··· Data for this exercise

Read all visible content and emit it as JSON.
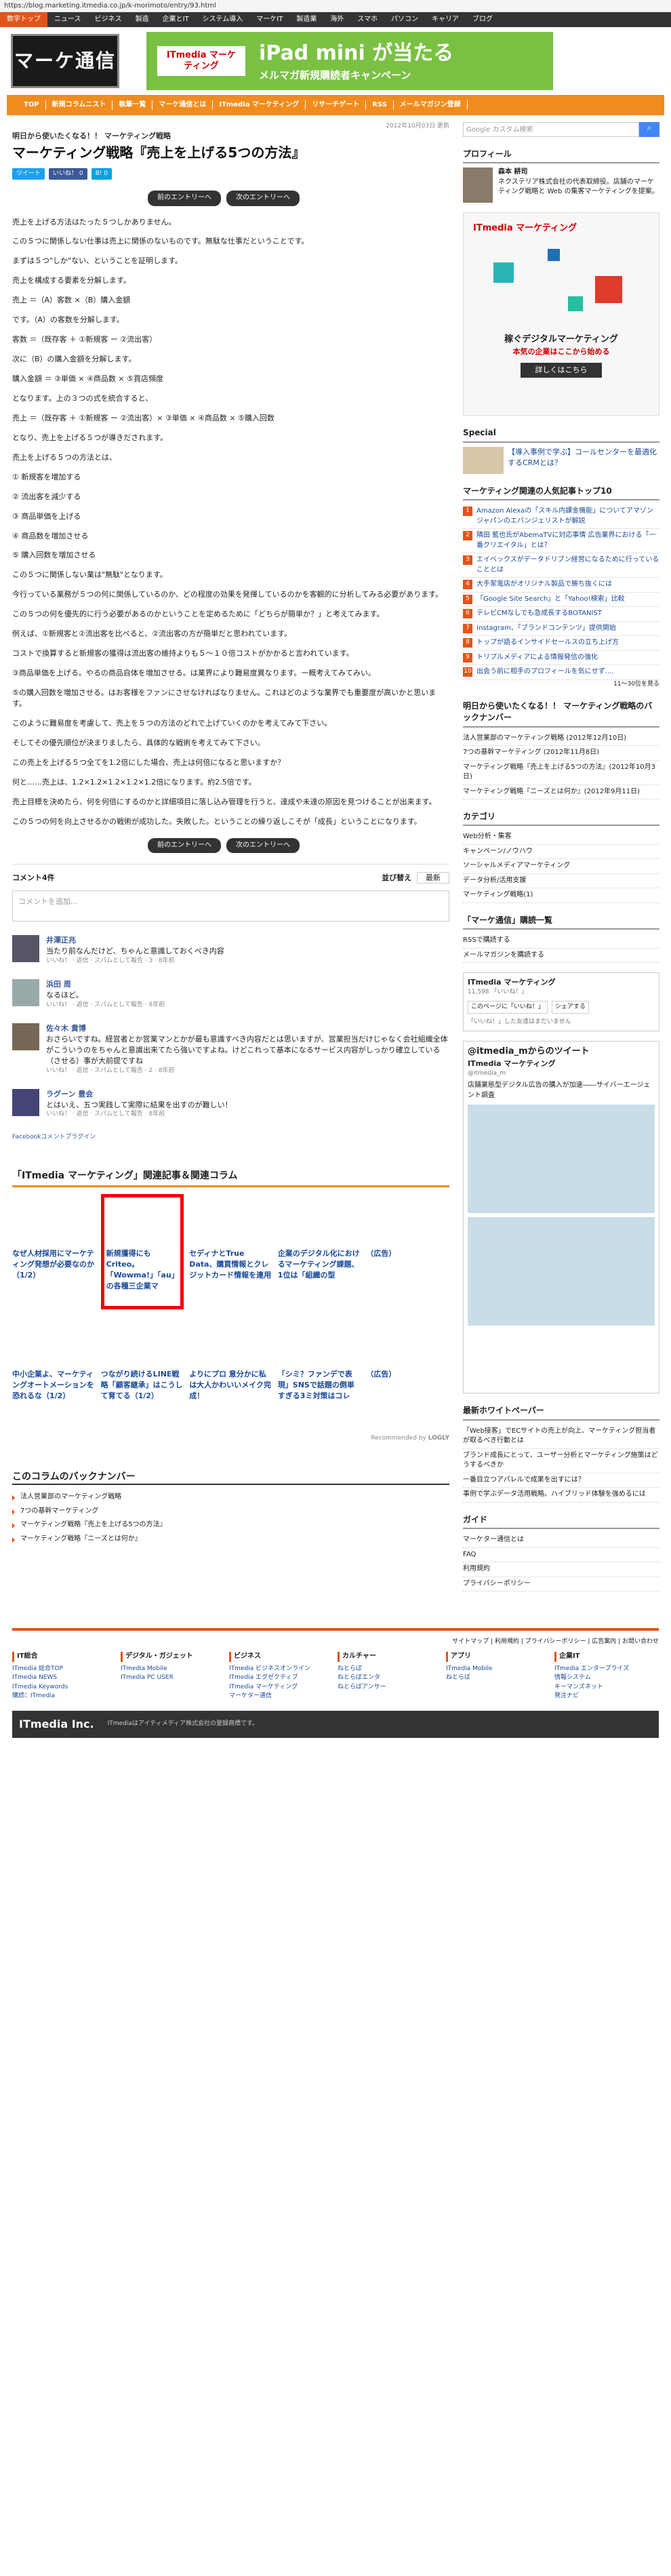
{
  "url": "https://blog.marketing.itmedia.co.jp/k-morimoto/entry/93.html",
  "top_nav": [
    "数字トップ",
    "ニュース",
    "ビジネス",
    "製造",
    "企業とIT",
    "システム導入",
    "マーケIT",
    "製造業",
    "海外",
    "スマホ",
    "パソコン",
    "キャリア",
    "ブログ"
  ],
  "logo_text": "マーケ通信",
  "banner": {
    "brand": "ITmedia マーケティング",
    "t1": "iPad mini が当たる",
    "t2": "メルマガ新規購読者キャンペーン"
  },
  "orange_nav": [
    "TOP",
    "新規コラムニスト",
    "執筆一覧",
    "マーケ通信とは",
    "ITmedia マーケティング",
    "リサーチゲート",
    "RSS",
    "メールマガジン登録"
  ],
  "date": "2012年10月03日 更新",
  "kicker": "明日から使いたくなる！！ マーケティング戦略",
  "title": "マーケティング戦略『売上を上げる5つの方法』",
  "share": {
    "tweet": "ツイート",
    "like": "いいね！ 0",
    "hatena": "B! 0"
  },
  "pager": {
    "prev": "前のエントリーへ",
    "next": "次のエントリーへ"
  },
  "body": [
    "売上を上げる方法はたった５つしかありません。",
    "この５つに関係しない仕事は売上に関係のないものです。無駄な仕事だということです。",
    "まずは５つ\"しか\"ない、ということを証明します。",
    "売上を構成する要素を分解します。",
    "売上 ＝（A）客数 ×（B）購入金額",
    "です。（A）の客数を分解します。",
    "客数 ＝（既存客 ＋ ①新規客 ー ②流出客）",
    "次に（B）の購入金額を分解します。",
    "購入金額 ＝ ③単価 × ④商品数 × ⑤買店頻度",
    "となります。上の３つの式を統合すると、",
    "売上 ＝（既存客 ＋ ①新規客 ー ②流出客）× ③単価 × ④商品数 × ⑤購入回数",
    "となり、売上を上げる５つが導きだされます。",
    "売上を上げる５つの方法とは、",
    "① 新規客を増加する",
    "② 流出客を減少する",
    "③ 商品単価を上げる",
    "④ 商品数を増加させる",
    "⑤ 購入回数を増加させる",
    "この５つに関係しない業は\"無駄\"となります。",
    "今行っている業務が５つの何に関係しているのか、どの程度の効果を発揮しているのかを客観的に分析してみる必要があります。",
    "この５つの何を優先的に行う必要があるのかということを定めるために「どちらが簡単か？」と考えてみます。",
    "例えば、①新規客と②流出客を比べると、②流出客の方が簡単だと思われています。",
    "コストで換算すると新規客の獲得は流出客の維持よりも５〜１０倍コストがかかると言われています。",
    "③商品単価を上げる。やるの商品自体を増加させる。は業界により難易度異なります。一概考えてみてみい。",
    "⑤の購入回数を増加させる。はお客様をファンにさせなければなりません。これはどのような業界でも重要度が高いかと思います。",
    "このように難易度を考慮して、売上を５つの方法のどれで上げていくのかを考えてみて下さい。",
    "そしてその優先順位が決まりましたら、具体的な戦術を考えてみて下さい。",
    "この売上を上げる５つ全てを1.2倍にした場合、売上は何倍になると思いますか？",
    "何と……売上は、1.2×1.2×1.2×1.2×1.2倍になります。約2.5倍です。",
    "売上目標を決めたら、何を何倍にするのかと詳細項目に落し込み管理を行うと、達成や未達の原因を見つけることが出来ます。",
    "この５つの何を向上させるかの戦術が成功した。失敗した。ということの繰り返しこそが「成長」ということになります。"
  ],
  "comments": {
    "count_label": "コメント4件",
    "sort_label": "並び替え",
    "sort_value": "最新",
    "placeholder": "コメントを追加...",
    "items": [
      {
        "name": "井澤正兆",
        "text": "当たり前なんだけど、ちゃんと意識しておくべき内容",
        "meta": "いいね！ · 返信 · スパムとして報告 · 3 · 8年前"
      },
      {
        "name": "浜田 周",
        "text": "なるほど。",
        "meta": "いいね！ · 返信 · スパムとして報告 · 8年前"
      },
      {
        "name": "佐々木 貴博",
        "text": "おさらいですね。経営者とか営業マンとかが最も意識すべき内容だとは思いますが、営業担当だけじゃなく会社組織全体がこういうのをちゃんと意識出来てたら強いですよね。けどこれって基本になるサービス内容がしっかり確立している（させる）事が大前提ですね",
        "meta": "いいね！ · 返信 · スパムとして報告 · 2 · 8年前"
      },
      {
        "name": "ラグーン 豊会",
        "text": "とはいえ、五つ実践して実際に結果を出すのが難しい！",
        "meta": "いいね！ · 返信 · スパムとして報告 · 8年前"
      }
    ],
    "plugin": "Facebookコメントプラグイン"
  },
  "related": {
    "title": "「ITmedia マーケティング」関連記事＆関連コラム",
    "row1": [
      "なぜ人材採用にマーケティング発想が必要なのか（1/2）",
      "新規獲得にもCriteo。「Wowma!」「au」の各種三企業マ",
      "セディナとTrue Data、購買情報とクレジットカード情報を連用",
      "企業のデジタル化におけるマーケティング課題、1位は「組織の型",
      "（広告）"
    ],
    "row2": [
      "中小企業よ、マーケティングオートメーションを恐れるな（1/2）",
      "つながり続けるLINE戦略「顧客継承」はこうして育てる（1/2）",
      "よりにプロ 意分かに私は大人かわいいメイク完成！",
      "「シミ？ファンデで表現」SNSで話題の倒単すぎる3ミ対策はコレ",
      "（広告）"
    ],
    "credit": "Recommended by",
    "credit_brand": "LOGLY"
  },
  "backnumber": {
    "title": "このコラムのバックナンバー",
    "items": [
      "法人営業部のマーケティング戦略",
      "7つの基幹マーケティング",
      "マーケティング戦略『売上を上げる5つの方法』",
      "マーケティング戦略『ニーズとは何か』"
    ]
  },
  "side": {
    "search_placeholder": "Google カスタム検索",
    "profile_title": "プロフィール",
    "profile_name": "森本 耕司",
    "profile_text": "ネクステリア株式会社の代表取締役。店舗のマーケティング戦略と Web の集客マーケティングを提案。",
    "ad_title": "ITmedia マーケティング",
    "ad_head": "稼ぐデジタルマーケティング",
    "ad_sub": "本気の企業はここから始める",
    "ad_link": "詳しくはこちら",
    "special_title": "Special",
    "special_text": "【導入事例で学ぶ】コールセンターを最適化するCRMとは？",
    "rank_title": "マーケティング関連の人気記事トップ10",
    "rank": [
      "Amazon Alexaの「スキル内課金機能」についてアマゾンジャパンのエバンジェリストが解説",
      "隣田 藍也氏がAbemaTVに対応事情 広告業界における「一番クリエイタル」とは？",
      "エイベックスがデータドリブン経営になるために行っていることとは",
      "大手家電店がオリジナル製品で勝ち抜くには",
      "「Google Site Search」と「Yahoo!検索」比較",
      "テレビCMなしでも急成長するBOTANIST",
      "Instagram、「ブランドコンテンツ」提供開始",
      "トップが語るインサイドセールスの立ち上げ方",
      "トリプルメディアによる情報発信の強化",
      "出会う前に相手のプロフィールを気にせず...."
    ],
    "rank_more": "11〜30位を見る",
    "series_title": "明日から使いたくなる！！ マーケティング戦略のバックナンバー",
    "series": [
      "法人営業部のマーケティング戦略 (2012年12月10日)",
      "7つの基幹マーケティング (2012年11月8日)",
      "マーケティング戦略『売上を上げる5つの方法』(2012年10月3日)",
      "マーケティング戦略『ニーズとは何か』(2012年9月11日)"
    ],
    "cat_title": "カテゴリ",
    "cats": [
      "Web分析・集客",
      "キャンペーン/ノウハウ",
      "ソーシャルメディアマーケティング",
      "データ分析/活用支援",
      "マーケティング戦略(1)"
    ],
    "sub_title": "「マーケ通信」購読一覧",
    "sub": [
      "RSSで購読する",
      "メールマガジンを購読する"
    ],
    "fb_title": "ITmedia マーケティング",
    "fb_likes": "11,598 「いいね！」",
    "fb_btn": "このページに「いいね！」",
    "fb_share": "シェアする",
    "fb_text": "「いいね！」した友達はまだいません",
    "tw_title": "@itmedia_mからのツイート",
    "tw_name": "ITmedia マーケティング",
    "tw_handle": "@itmedia_m",
    "tw_text": "店舗業態型デジタル広告の購入が加速――サイバーエージェント調査",
    "white_title": "最新ホワイトペーパー",
    "white": [
      "「Web接客」でECサイトの売上が向上、マーケティング担当者が取るべき行動とは",
      "ブランド成長にとって、ユーザー分析とマーケティング施策はどうするべきか",
      "一番目立つアパレルで成果を出すには？",
      "事例で学ぶデータ活用戦略。ハイブリッド体験を強めるには"
    ],
    "guide_title": "ガイド",
    "guide": [
      "マーケター通信とは",
      "FAQ",
      "利用規約",
      "プライバシーポリシー"
    ]
  },
  "footer": {
    "links": "サイトマップ | 利用規約 | プライバシーポリシー | 広告案内 | お問い合わせ",
    "cols": [
      {
        "title": "IT総合",
        "items": [
          "ITmedia 総合TOP",
          "ITmedia NEWS",
          "ITmedia Keywords",
          "購読：ITmedia"
        ]
      },
      {
        "title": "デジタル・ガジェット",
        "items": [
          "ITmedia Mobile",
          "ITmedia PC USER"
        ]
      },
      {
        "title": "ビジネス",
        "items": [
          "ITmedia ビジネスオンライン",
          "ITmedia エグゼクティブ",
          "ITmedia マーケティング",
          "マーケター通信"
        ]
      },
      {
        "title": "カルチャー",
        "items": [
          "ねとらぼ",
          "ねとらぼエンタ",
          "ねとらぼアンサー"
        ]
      },
      {
        "title": "アプリ",
        "items": [
          "ITmedia Mobile",
          "ねとらぼ"
        ]
      },
      {
        "title": "企業IT",
        "items": [
          "ITmedia エンタープライズ",
          "情報システム",
          "キーマンズネット",
          "発注ナビ"
        ]
      }
    ],
    "brand": "ITmedia Inc.",
    "brand_sub": "ITmediaはアイティメディア株式会社の登録商標です。"
  },
  "colors": {
    "accent": "#f08c1e",
    "brand": "#e2541a",
    "nav": "#333333"
  }
}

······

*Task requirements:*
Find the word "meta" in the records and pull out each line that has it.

*Completed task:*
        "meta": "いいね！ · 返信 · スパムとして報告 · 3 · 8年前"
        "meta": "いいね！ · 返信 · スパムとして報告 · 8年前"
        "meta": "いいね！ · 返信 · スパムとして報告 · 2 · 8年前"
        "meta": "いいね！ · 返信 · スパムとして報告 · 8年前"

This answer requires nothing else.